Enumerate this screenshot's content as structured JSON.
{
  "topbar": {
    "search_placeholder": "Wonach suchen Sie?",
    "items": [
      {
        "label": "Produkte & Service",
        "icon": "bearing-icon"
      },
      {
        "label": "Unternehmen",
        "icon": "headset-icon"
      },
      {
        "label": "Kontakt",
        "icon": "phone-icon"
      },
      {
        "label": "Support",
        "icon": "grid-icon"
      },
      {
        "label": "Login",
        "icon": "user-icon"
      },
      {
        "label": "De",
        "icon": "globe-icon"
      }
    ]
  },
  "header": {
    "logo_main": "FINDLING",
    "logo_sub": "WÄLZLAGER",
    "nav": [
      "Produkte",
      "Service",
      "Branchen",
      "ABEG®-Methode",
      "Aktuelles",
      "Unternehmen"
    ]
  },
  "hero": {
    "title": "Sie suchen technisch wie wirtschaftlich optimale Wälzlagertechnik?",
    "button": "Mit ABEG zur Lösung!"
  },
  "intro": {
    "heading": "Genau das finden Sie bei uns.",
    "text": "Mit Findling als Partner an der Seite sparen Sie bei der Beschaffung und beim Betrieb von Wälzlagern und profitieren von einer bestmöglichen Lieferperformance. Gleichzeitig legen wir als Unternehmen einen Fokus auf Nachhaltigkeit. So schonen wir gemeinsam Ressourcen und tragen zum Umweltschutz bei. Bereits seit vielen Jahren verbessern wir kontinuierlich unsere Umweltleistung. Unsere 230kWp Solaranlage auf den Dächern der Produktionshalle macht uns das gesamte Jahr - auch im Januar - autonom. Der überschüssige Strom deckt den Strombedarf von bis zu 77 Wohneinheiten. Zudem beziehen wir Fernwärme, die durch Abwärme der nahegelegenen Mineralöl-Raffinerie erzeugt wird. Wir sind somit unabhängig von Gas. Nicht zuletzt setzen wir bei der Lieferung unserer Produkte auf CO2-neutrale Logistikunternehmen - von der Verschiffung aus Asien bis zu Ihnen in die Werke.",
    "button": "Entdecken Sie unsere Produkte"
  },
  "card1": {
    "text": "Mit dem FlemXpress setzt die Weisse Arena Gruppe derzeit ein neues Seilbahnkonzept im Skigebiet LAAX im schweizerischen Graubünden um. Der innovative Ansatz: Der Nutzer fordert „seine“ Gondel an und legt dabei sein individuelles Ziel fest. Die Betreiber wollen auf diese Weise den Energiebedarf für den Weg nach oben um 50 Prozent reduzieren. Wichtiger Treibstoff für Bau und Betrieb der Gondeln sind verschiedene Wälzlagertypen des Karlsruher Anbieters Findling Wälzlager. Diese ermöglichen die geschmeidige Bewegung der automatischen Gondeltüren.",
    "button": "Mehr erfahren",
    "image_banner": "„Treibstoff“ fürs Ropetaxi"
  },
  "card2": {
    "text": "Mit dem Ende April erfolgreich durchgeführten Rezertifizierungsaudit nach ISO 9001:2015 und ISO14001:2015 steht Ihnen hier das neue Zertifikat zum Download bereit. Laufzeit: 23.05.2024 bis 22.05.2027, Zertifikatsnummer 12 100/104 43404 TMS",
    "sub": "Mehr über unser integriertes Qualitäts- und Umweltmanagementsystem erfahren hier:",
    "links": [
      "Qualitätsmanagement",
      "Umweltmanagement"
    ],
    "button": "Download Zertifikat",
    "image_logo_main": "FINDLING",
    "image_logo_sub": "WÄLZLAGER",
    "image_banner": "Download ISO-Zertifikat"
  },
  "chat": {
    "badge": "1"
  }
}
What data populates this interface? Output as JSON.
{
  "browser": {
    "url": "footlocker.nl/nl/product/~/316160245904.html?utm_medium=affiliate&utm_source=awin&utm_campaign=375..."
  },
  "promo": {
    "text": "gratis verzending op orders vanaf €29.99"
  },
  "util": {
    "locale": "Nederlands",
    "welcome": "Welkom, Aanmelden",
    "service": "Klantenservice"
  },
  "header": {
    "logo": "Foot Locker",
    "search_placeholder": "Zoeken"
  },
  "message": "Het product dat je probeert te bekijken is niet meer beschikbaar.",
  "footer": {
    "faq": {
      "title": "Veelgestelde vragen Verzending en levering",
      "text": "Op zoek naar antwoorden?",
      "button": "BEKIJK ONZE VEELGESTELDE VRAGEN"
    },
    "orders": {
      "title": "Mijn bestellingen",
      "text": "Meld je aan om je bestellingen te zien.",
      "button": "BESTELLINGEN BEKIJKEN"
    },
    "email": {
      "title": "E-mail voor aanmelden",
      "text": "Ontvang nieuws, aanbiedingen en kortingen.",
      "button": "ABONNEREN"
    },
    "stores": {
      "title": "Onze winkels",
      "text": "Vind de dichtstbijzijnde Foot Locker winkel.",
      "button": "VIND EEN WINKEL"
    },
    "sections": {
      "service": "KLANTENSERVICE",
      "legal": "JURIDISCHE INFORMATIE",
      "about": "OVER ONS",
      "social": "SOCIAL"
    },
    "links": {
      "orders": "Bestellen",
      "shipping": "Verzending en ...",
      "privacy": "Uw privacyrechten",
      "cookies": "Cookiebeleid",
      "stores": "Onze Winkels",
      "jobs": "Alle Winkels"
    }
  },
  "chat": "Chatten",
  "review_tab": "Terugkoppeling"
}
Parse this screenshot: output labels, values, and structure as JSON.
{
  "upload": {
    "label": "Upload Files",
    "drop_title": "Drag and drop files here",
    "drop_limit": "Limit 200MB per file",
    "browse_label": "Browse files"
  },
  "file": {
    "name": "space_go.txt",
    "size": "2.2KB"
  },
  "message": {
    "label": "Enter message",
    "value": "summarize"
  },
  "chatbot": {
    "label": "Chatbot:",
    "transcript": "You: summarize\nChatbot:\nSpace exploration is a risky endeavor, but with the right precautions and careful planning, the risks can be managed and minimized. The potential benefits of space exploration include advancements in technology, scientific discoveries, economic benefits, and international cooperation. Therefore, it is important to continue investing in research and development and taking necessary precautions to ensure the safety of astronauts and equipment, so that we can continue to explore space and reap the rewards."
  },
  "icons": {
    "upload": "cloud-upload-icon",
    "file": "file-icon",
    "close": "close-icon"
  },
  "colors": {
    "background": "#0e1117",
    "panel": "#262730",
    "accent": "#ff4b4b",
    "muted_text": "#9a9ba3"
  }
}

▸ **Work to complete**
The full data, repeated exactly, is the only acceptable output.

▸ **Output for this exercise**
Enumerate this screenshot's content as structured JSON.
{
  "topbar": {
    "search_placeholder": "Wonach suchen Sie?",
    "items": [
      {
        "label": "Produkte & Service",
        "icon": "bearing-icon"
      },
      {
        "label": "Unternehmen",
        "icon": "headset-icon"
      },
      {
        "label": "Kontakt",
        "icon": "phone-icon"
      },
      {
        "label": "Support",
        "icon": "grid-icon"
      },
      {
        "label": "Login",
        "icon": "user-icon"
      },
      {
        "label": "De",
        "icon": "globe-icon"
      }
    ]
  },
  "header": {
    "logo_main": "FINDLING",
    "logo_sub": "WÄLZLAGER",
    "nav": [
      "Produkte",
      "Service",
      "Branchen",
      "ABEG®-Methode",
      "Aktuelles",
      "Unternehmen"
    ]
  },
  "hero": {
    "title": "Sie suchen technisch wie wirtschaftlich optimale Wälzlagertechnik?",
    "button": "Mit ABEG zur Lösung!"
  },
  "intro": {
    "heading": "Genau das finden Sie bei uns.",
    "text": "Mit Findling als Partner an der Seite sparen Sie bei der Beschaffung und beim Betrieb von Wälzlagern und profitieren von einer bestmöglichen Lieferperformance. Gleichzeitig legen wir als Unternehmen einen Fokus auf Nachhaltigkeit. So schonen wir gemeinsam Ressourcen und tragen zum Umweltschutz bei. Bereits seit vielen Jahren verbessern wir kontinuierlich unsere Umweltleistung. Unsere 230kWp Solaranlage auf den Dächern der Produktionshalle macht uns das gesamte Jahr - auch im Januar - autonom. Der überschüssige Strom deckt den Strombedarf von bis zu 77 Wohneinheiten. Zudem beziehen wir Fernwärme, die durch Abwärme der nahegelegenen Mineralöl-Raffinerie erzeugt wird. Wir sind somit unabhängig von Gas. Nicht zuletzt setzen wir bei der Lieferung unserer Produkte auf CO2-neutrale Logistikunternehmen - von der Verschiffung aus Asien bis zu Ihnen in die Werke.",
    "button": "Entdecken Sie unsere Produkte"
  },
  "card1": {
    "text": "Mit dem FlemXpress setzt die Weisse Arena Gruppe derzeit ein neues Seilbahnkonzept im Skigebiet LAAX im schweizerischen Graubünden um. Der innovative Ansatz: Der Nutzer fordert „seine“ Gondel an und legt dabei sein individuelles Ziel fest. Die Betreiber wollen auf diese Weise den Energiebedarf für den Weg nach oben um 50 Prozent reduzieren. Wichtiger Treibstoff für Bau und Betrieb der Gondeln sind verschiedene Wälzlagertypen des Karlsruher Anbieters Findling Wälzlager. Diese ermöglichen die geschmeidige Bewegung der automatischen Gondeltüren.",
    "button": "Mehr erfahren",
    "image_banner": "„Treibstoff“ fürs Ropetaxi"
  },
  "card2": {
    "text": "Mit dem Ende April erfolgreich durchgeführten Rezertifizierungsaudit nach ISO 9001:2015 und ISO14001:2015 steht Ihnen hier das neue Zertifikat zum Download bereit. Laufzeit: 23.05.2024 bis 22.05.2027, Zertifikatsnummer 12 100/104 43404 TMS",
    "sub": "Mehr über unser integriertes Qualitäts- und Umweltmanagementsystem erfahren hier:",
    "links": [
      "Qualitätsmanagement",
      "Umweltmanagement"
    ],
    "button": "Download Zertifikat",
    "image_logo_main": "FINDLING",
    "image_logo_sub": "WÄLZLAGER",
    "image_banner": "Download ISO-Zertifikat"
  },
  "chat": {
    "badge": "1"
  }
}
What data populates this interface? Output as JSON.
{
  "browser": {
    "url": "footlocker.nl/nl/product/~/316160245904.html?utm_medium=affiliate&utm_source=awin&utm_campaign=375..."
  },
  "promo": {
    "text": "gratis verzending op orders vanaf €29.99"
  },
  "util": {
    "locale": "Nederlands",
    "welcome": "Welkom, Aanmelden",
    "service": "Klantenservice"
  },
  "header": {
    "logo": "Foot Locker",
    "search_placeholder": "Zoeken"
  },
  "message": "Het product dat je probeert te bekijken is niet meer beschikbaar.",
  "footer": {
    "faq": {
      "title": "Veelgestelde vragen Verzending en levering",
      "text": "Op zoek naar antwoorden?",
      "button": "BEKIJK ONZE VEELGESTELDE VRAGEN"
    },
    "orders": {
      "title": "Mijn bestellingen",
      "text": "Meld je aan om je bestellingen te zien.",
      "button": "BESTELLINGEN BEKIJKEN"
    },
    "email": {
      "title": "E-mail voor aanmelden",
      "text": "Ontvang nieuws, aanbiedingen en kortingen.",
      "button": "ABONNEREN"
    },
    "stores": {
      "title": "Onze winkels",
      "text": "Vind de dichtstbijzijnde Foot Locker winkel.",
      "button": "VIND EEN WINKEL"
    },
    "sections": {
      "service": "KLANTENSERVICE",
      "legal": "JURIDISCHE INFORMATIE",
      "about": "OVER ONS",
      "social": "SOCIAL"
    },
    "links": {
      "orders": "Bestellen",
      "shipping": "Verzending en ...",
      "privacy": "Uw privacyrechten",
      "cookies": "Cookiebeleid",
      "stores": "Onze Winkels",
      "jobs": "Alle Winkels"
    }
  },
  "chat": "Chatten",
  "review_tab": "Terugkoppeling"
}
Parse this screenshot: output labels, values, and structure as JSON.
{
  "upload": {
    "label": "Upload Files",
    "drop_title": "Drag and drop files here",
    "drop_limit": "Limit 200MB per file",
    "browse_label": "Browse files"
  },
  "file": {
    "name": "space_go.txt",
    "size": "2.2KB"
  },
  "message": {
    "label": "Enter message",
    "value": "summarize"
  },
  "chatbot": {
    "label": "Chatbot:",
    "transcript": "You: summarize\nChatbot:\nSpace exploration is a risky endeavor, but with the right precautions and careful planning, the risks can be managed and minimized. The potential benefits of space exploration include advancements in technology, scientific discoveries, economic benefits, and international cooperation. Therefore, it is important to continue investing in research and development and taking necessary precautions to ensure the safety of astronauts and equipment, so that we can continue to explore space and reap the rewards."
  },
  "icons": {
    "upload": "cloud-upload-icon",
    "file": "file-icon",
    "close": "close-icon"
  },
  "colors": {
    "background": "#0e1117",
    "panel": "#262730",
    "accent": "#ff4b4b",
    "muted_text": "#9a9ba3"
  }
}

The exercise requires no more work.